It may be necessary to be clear that the committee offer is not necessarily transferable, but is made specifically to them. Otherwise they may refer to their boss or another person in their company who may not meet your diversity criteria, or otherwise be unqualified. If they say no, they say no, and if they recommend someone else subject them to the same scrutiny you used in assembling the original list.

Don’t stop with just one diverse recruit, either. Whatever your mainstream is, most of the world is outside of it. While in tech you’re unlikely to achieve a fully diverse program committee, you can try.

Working With Your New Program Committee

Once folks have joined the Program Committee, everyone is a member; there are no “diversity members”, or “founder members”, or any special status. It’s critically important that everyone on the committee feel equal or they will not contribute equally. If anything, you should go out of your way to specifically solicit feedback in each discussion from the new committee members. You can do this unobtrusively by just setting the standard of asking for each person’s opinion. Discussions should always happen in the group to include everyone.

Treating members equally also means not expecting the diverse members of the committee to do 100% of the diverse speaker recruitment. While they are likely to recommend more diverse speakers just because of personal connections, recruiting a broad speaker pool is the collective responsibility of everyone on the committee.

As an organizer, it is now your responsibility to make sure that the committee knows what they are doing and when, and are reminded of all of their deadlines. For example, you need to brief them about the CfP before it goes out. You need to remind them about doing direct speaker recruitment well before the CfP deadline. This lets them do their jobs. If this is your first year working with committee members who are not founders, then you’ll find yourself writing a lot of documentation.

I will write more about recruiting diverse speakers in a future article.

Expressing Gratitude

Your program committee members are doing a lot of work for the event for free. As such, you should take every opportunity to thank them for their help. This starts with making sure that they are publicly listed on the conference website, and thanked in the introductory slide show. If you have a budget, you should try to also get the committee members a special gift, or take them out for a sponsored meal, or both.

Recruited well, your program committee becomes the heart of your event, determining its content, themes, and general spirit. Good committees stay together for years. With some work, yours can too.

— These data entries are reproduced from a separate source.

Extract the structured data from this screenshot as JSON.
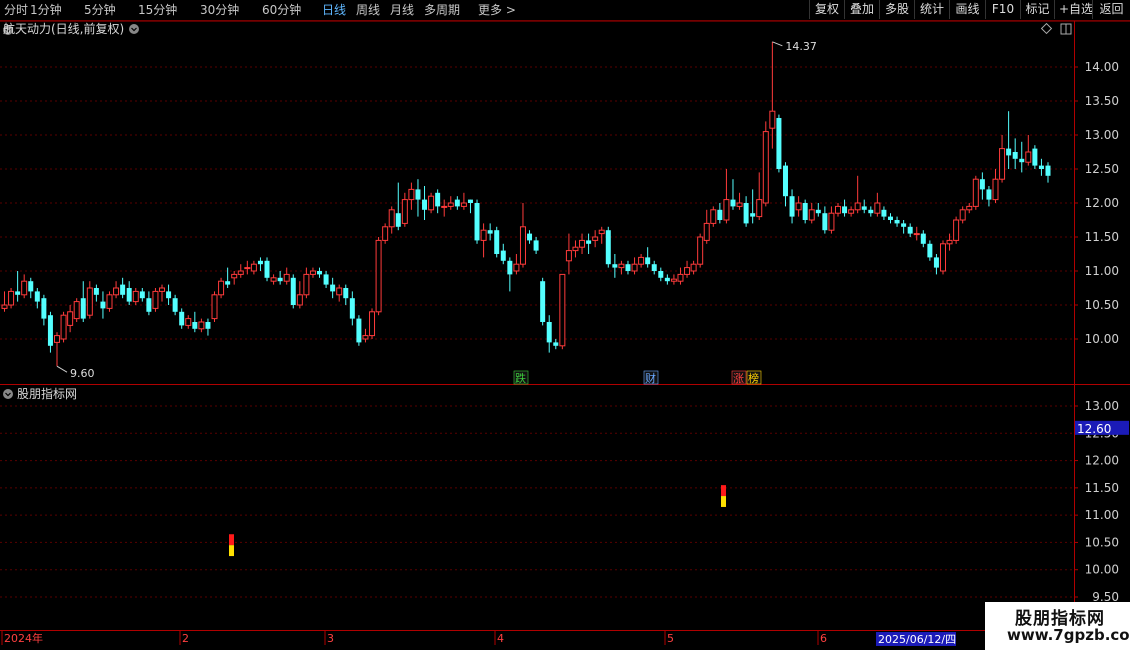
{
  "toolbar": {
    "periods": [
      {
        "label": "分时",
        "x": 4
      },
      {
        "label": "1分钟",
        "x": 30
      },
      {
        "label": "5分钟",
        "x": 84
      },
      {
        "label": "15分钟",
        "x": 138
      },
      {
        "label": "30分钟",
        "x": 200
      },
      {
        "label": "60分钟",
        "x": 262
      },
      {
        "label": "日线",
        "x": 322
      },
      {
        "label": "周线",
        "x": 356
      },
      {
        "label": "月线",
        "x": 390
      },
      {
        "label": "多周期",
        "x": 424
      },
      {
        "label": "更多 >",
        "x": 478
      }
    ],
    "active_period": "日线",
    "buttons": [
      "复权",
      "叠加",
      "多股",
      "统计",
      "画线",
      "F10",
      "标记",
      "+自选",
      "返回"
    ]
  },
  "main_panel": {
    "title": "航天动力(日线,前复权)",
    "y_ticks": [
      "14.00",
      "13.50",
      "13.00",
      "12.50",
      "12.00",
      "11.50",
      "11.00",
      "10.50",
      "10.00"
    ],
    "high_label": "14.37",
    "low_label": "9.60",
    "event_tags": [
      {
        "text": "跌",
        "color": "#3dcc3d"
      },
      {
        "text": "财",
        "color": "#6aa7ff"
      },
      {
        "text": "涨",
        "color": "#ff4040"
      },
      {
        "text": "榜",
        "color": "#ffd200"
      }
    ]
  },
  "indicator_panel": {
    "title": "股朋指标网",
    "y_ticks": [
      "13.00",
      "12.50",
      "12.00",
      "11.50",
      "11.00",
      "10.50",
      "10.00",
      "9.50"
    ],
    "current_value": "12.60",
    "signals": [
      {
        "date_index": 56,
        "top": 10.65,
        "mid": 10.45,
        "bottom": 10.25
      },
      {
        "date_index": 178,
        "top": 11.55,
        "mid": 11.35,
        "bottom": 11.15
      }
    ]
  },
  "date_axis": {
    "labels": [
      "2024年",
      "2",
      "3",
      "4",
      "5",
      "6"
    ],
    "cursor_date": "2025/06/12/四"
  },
  "watermark": {
    "line1": "股朋指标网",
    "line2": "www.7gpzb.com"
  },
  "colors": {
    "up": "#ff3b3b",
    "down": "#54ffff",
    "grid": "#5a0000",
    "frame": "#b00000",
    "axis_text": "#d0d0d0",
    "active": "#5fb7ff"
  },
  "chart_data": {
    "type": "candlestick",
    "title": "航天动力(日线,前复权)",
    "candles": [
      [
        10.45,
        10.5,
        10.4,
        10.7
      ],
      [
        10.5,
        10.7,
        10.45,
        10.75
      ],
      [
        10.7,
        10.65,
        10.55,
        11.0
      ],
      [
        10.65,
        10.85,
        10.6,
        10.95
      ],
      [
        10.85,
        10.7,
        10.6,
        10.9
      ],
      [
        10.7,
        10.55,
        10.45,
        10.75
      ],
      [
        10.6,
        10.3,
        10.2,
        10.65
      ],
      [
        10.35,
        9.9,
        9.8,
        10.4
      ],
      [
        9.95,
        10.05,
        9.6,
        10.1
      ],
      [
        10.0,
        10.35,
        9.95,
        10.4
      ],
      [
        10.2,
        10.4,
        10.1,
        10.5
      ],
      [
        10.3,
        10.55,
        10.25,
        10.6
      ],
      [
        10.6,
        10.3,
        10.25,
        10.85
      ],
      [
        10.35,
        10.75,
        10.3,
        10.85
      ],
      [
        10.75,
        10.65,
        10.55,
        10.8
      ],
      [
        10.55,
        10.45,
        10.3,
        10.7
      ],
      [
        10.45,
        10.65,
        10.4,
        10.7
      ],
      [
        10.65,
        10.75,
        10.6,
        10.85
      ],
      [
        10.8,
        10.65,
        10.6,
        10.9
      ],
      [
        10.75,
        10.55,
        10.5,
        10.85
      ],
      [
        10.55,
        10.7,
        10.5,
        10.75
      ],
      [
        10.7,
        10.6,
        10.55,
        10.75
      ],
      [
        10.6,
        10.4,
        10.35,
        10.7
      ],
      [
        10.45,
        10.7,
        10.4,
        10.75
      ],
      [
        10.7,
        10.75,
        10.55,
        10.8
      ],
      [
        10.7,
        10.6,
        10.5,
        10.8
      ],
      [
        10.6,
        10.4,
        10.35,
        10.65
      ],
      [
        10.4,
        10.2,
        10.15,
        10.45
      ],
      [
        10.2,
        10.3,
        10.15,
        10.35
      ],
      [
        10.25,
        10.15,
        10.1,
        10.4
      ],
      [
        10.15,
        10.25,
        10.1,
        10.3
      ],
      [
        10.25,
        10.15,
        10.05,
        10.3
      ],
      [
        10.3,
        10.65,
        10.25,
        10.7
      ],
      [
        10.65,
        10.85,
        10.6,
        10.9
      ],
      [
        10.85,
        10.8,
        10.75,
        11.05
      ],
      [
        10.9,
        10.95,
        10.8,
        11.0
      ],
      [
        10.95,
        11.0,
        10.9,
        11.1
      ],
      [
        11.05,
        11.05,
        10.95,
        11.15
      ],
      [
        11.0,
        11.1,
        10.95,
        11.15
      ],
      [
        11.15,
        11.1,
        11.0,
        11.2
      ],
      [
        11.15,
        10.9,
        10.85,
        11.2
      ],
      [
        10.85,
        10.9,
        10.8,
        10.95
      ],
      [
        10.9,
        10.85,
        10.8,
        11.0
      ],
      [
        10.85,
        10.95,
        10.8,
        11.05
      ],
      [
        10.9,
        10.5,
        10.45,
        10.95
      ],
      [
        10.5,
        10.65,
        10.45,
        10.85
      ],
      [
        10.65,
        10.95,
        10.6,
        11.05
      ],
      [
        10.95,
        11.0,
        10.9,
        11.05
      ],
      [
        11.0,
        10.95,
        10.9,
        11.05
      ],
      [
        10.95,
        10.8,
        10.75,
        11.0
      ],
      [
        10.8,
        10.7,
        10.6,
        10.9
      ],
      [
        10.65,
        10.75,
        10.55,
        10.8
      ],
      [
        10.75,
        10.6,
        10.5,
        10.8
      ],
      [
        10.6,
        10.3,
        10.2,
        10.7
      ],
      [
        10.3,
        9.95,
        9.9,
        10.35
      ],
      [
        10.0,
        10.05,
        9.95,
        10.15
      ],
      [
        10.05,
        10.4,
        10.0,
        10.45
      ],
      [
        10.4,
        11.45,
        10.35,
        11.5
      ],
      [
        11.45,
        11.65,
        11.4,
        11.7
      ],
      [
        11.65,
        11.9,
        11.55,
        11.95
      ],
      [
        11.85,
        11.65,
        11.6,
        12.3
      ],
      [
        11.7,
        12.05,
        11.65,
        12.15
      ],
      [
        12.05,
        12.2,
        11.9,
        12.3
      ],
      [
        12.2,
        12.05,
        11.8,
        12.35
      ],
      [
        12.05,
        11.9,
        11.75,
        12.25
      ],
      [
        11.9,
        12.1,
        11.85,
        12.15
      ],
      [
        12.15,
        11.95,
        11.85,
        12.2
      ],
      [
        11.95,
        11.95,
        11.8,
        12.05
      ],
      [
        11.95,
        12.0,
        11.9,
        12.1
      ],
      [
        12.05,
        11.95,
        11.9,
        12.1
      ],
      [
        11.95,
        12.0,
        11.9,
        12.15
      ],
      [
        12.05,
        12.0,
        11.85,
        12.05
      ],
      [
        12.0,
        11.45,
        11.4,
        12.05
      ],
      [
        11.45,
        11.6,
        11.2,
        11.7
      ],
      [
        11.6,
        11.55,
        11.45,
        11.7
      ],
      [
        11.6,
        11.25,
        11.2,
        11.65
      ],
      [
        11.3,
        11.15,
        11.1,
        11.4
      ],
      [
        11.15,
        10.95,
        10.7,
        11.2
      ],
      [
        11.0,
        11.1,
        10.95,
        11.25
      ],
      [
        11.1,
        11.65,
        11.05,
        12.0
      ],
      [
        11.55,
        11.45,
        11.4,
        11.6
      ],
      [
        11.45,
        11.3,
        11.25,
        11.5
      ],
      [
        10.85,
        10.25,
        10.2,
        10.9
      ],
      [
        10.25,
        9.95,
        9.8,
        10.35
      ],
      [
        9.95,
        9.9,
        9.85,
        10.0
      ],
      [
        9.9,
        10.95,
        9.85,
        10.95
      ],
      [
        11.15,
        11.3,
        10.95,
        11.55
      ],
      [
        11.3,
        11.35,
        11.2,
        11.45
      ],
      [
        11.35,
        11.45,
        11.25,
        11.55
      ],
      [
        11.45,
        11.4,
        11.25,
        11.55
      ],
      [
        11.45,
        11.5,
        11.35,
        11.6
      ],
      [
        11.55,
        11.6,
        11.4,
        11.65
      ],
      [
        11.6,
        11.1,
        11.05,
        11.65
      ],
      [
        11.1,
        11.05,
        10.9,
        11.25
      ],
      [
        11.05,
        11.1,
        10.95,
        11.15
      ],
      [
        11.1,
        11.0,
        10.95,
        11.15
      ],
      [
        11.0,
        11.1,
        10.95,
        11.2
      ],
      [
        11.1,
        11.2,
        11.05,
        11.25
      ],
      [
        11.2,
        11.1,
        11.05,
        11.35
      ],
      [
        11.1,
        11.0,
        10.95,
        11.15
      ],
      [
        11.0,
        10.9,
        10.85,
        11.05
      ],
      [
        10.9,
        10.85,
        10.8,
        10.95
      ],
      [
        10.85,
        10.88,
        10.8,
        10.95
      ],
      [
        10.85,
        10.95,
        10.8,
        11.05
      ],
      [
        10.95,
        11.05,
        10.9,
        11.15
      ],
      [
        11.0,
        11.1,
        10.95,
        11.15
      ],
      [
        11.1,
        11.5,
        11.05,
        11.55
      ],
      [
        11.45,
        11.7,
        11.4,
        11.9
      ],
      [
        11.7,
        11.9,
        11.65,
        11.95
      ],
      [
        11.9,
        11.75,
        11.7,
        12.0
      ],
      [
        11.75,
        12.05,
        11.7,
        12.5
      ],
      [
        12.05,
        11.95,
        11.9,
        12.35
      ],
      [
        11.95,
        12.0,
        11.9,
        12.15
      ],
      [
        12.0,
        11.7,
        11.65,
        12.1
      ],
      [
        11.85,
        11.8,
        11.7,
        12.2
      ],
      [
        11.8,
        12.05,
        11.75,
        12.45
      ],
      [
        12.0,
        13.05,
        11.95,
        13.2
      ],
      [
        13.1,
        13.35,
        12.8,
        14.37
      ],
      [
        13.25,
        12.5,
        12.45,
        13.3
      ],
      [
        12.55,
        12.1,
        11.95,
        12.6
      ],
      [
        12.1,
        11.8,
        11.7,
        12.2
      ],
      [
        11.9,
        12.0,
        11.8,
        12.1
      ],
      [
        12.0,
        11.75,
        11.7,
        12.05
      ],
      [
        11.75,
        11.9,
        11.7,
        12.0
      ],
      [
        11.9,
        11.85,
        11.8,
        12.0
      ],
      [
        11.85,
        11.6,
        11.55,
        11.95
      ],
      [
        11.6,
        11.85,
        11.55,
        11.95
      ],
      [
        11.85,
        11.95,
        11.8,
        12.0
      ],
      [
        11.95,
        11.85,
        11.8,
        12.05
      ],
      [
        11.85,
        11.9,
        11.8,
        11.95
      ],
      [
        11.9,
        12.0,
        11.85,
        12.4
      ],
      [
        11.95,
        11.9,
        11.85,
        12.05
      ],
      [
        11.9,
        11.85,
        11.8,
        11.95
      ],
      [
        11.85,
        12.0,
        11.8,
        12.15
      ],
      [
        11.9,
        11.8,
        11.75,
        11.95
      ],
      [
        11.8,
        11.75,
        11.7,
        11.85
      ],
      [
        11.75,
        11.7,
        11.65,
        11.8
      ],
      [
        11.7,
        11.65,
        11.55,
        11.75
      ],
      [
        11.65,
        11.55,
        11.5,
        11.7
      ],
      [
        11.55,
        11.55,
        11.45,
        11.65
      ],
      [
        11.55,
        11.4,
        11.35,
        11.6
      ],
      [
        11.4,
        11.2,
        11.15,
        11.45
      ],
      [
        11.2,
        11.05,
        10.95,
        11.25
      ],
      [
        11.0,
        11.4,
        10.95,
        11.45
      ],
      [
        11.4,
        11.45,
        11.3,
        11.55
      ],
      [
        11.45,
        11.75,
        11.4,
        11.8
      ],
      [
        11.75,
        11.9,
        11.7,
        11.95
      ],
      [
        11.9,
        11.95,
        11.85,
        12.0
      ],
      [
        11.95,
        12.35,
        11.9,
        12.4
      ],
      [
        12.35,
        12.2,
        12.05,
        12.45
      ],
      [
        12.2,
        12.05,
        11.95,
        12.25
      ],
      [
        12.05,
        12.35,
        12.0,
        12.5
      ],
      [
        12.35,
        12.8,
        12.3,
        13.0
      ],
      [
        12.8,
        12.7,
        12.5,
        13.35
      ],
      [
        12.75,
        12.65,
        12.5,
        12.95
      ],
      [
        12.65,
        12.6,
        12.45,
        12.9
      ],
      [
        12.6,
        12.75,
        12.55,
        13.0
      ],
      [
        12.8,
        12.55,
        12.5,
        12.85
      ],
      [
        12.55,
        12.5,
        12.4,
        12.65
      ],
      [
        12.55,
        12.4,
        12.3,
        12.6
      ]
    ],
    "indicator_ylim": [
      9.5,
      13.0
    ],
    "price_ylim": [
      9.5,
      14.5
    ]
  }
}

Speaking of which: I would like to thank Guinevere Saenger, Jason Brooks, and Audra Montenegro for reviewing this article, and the whole SCALE and KCD-LA teams for being such a great example.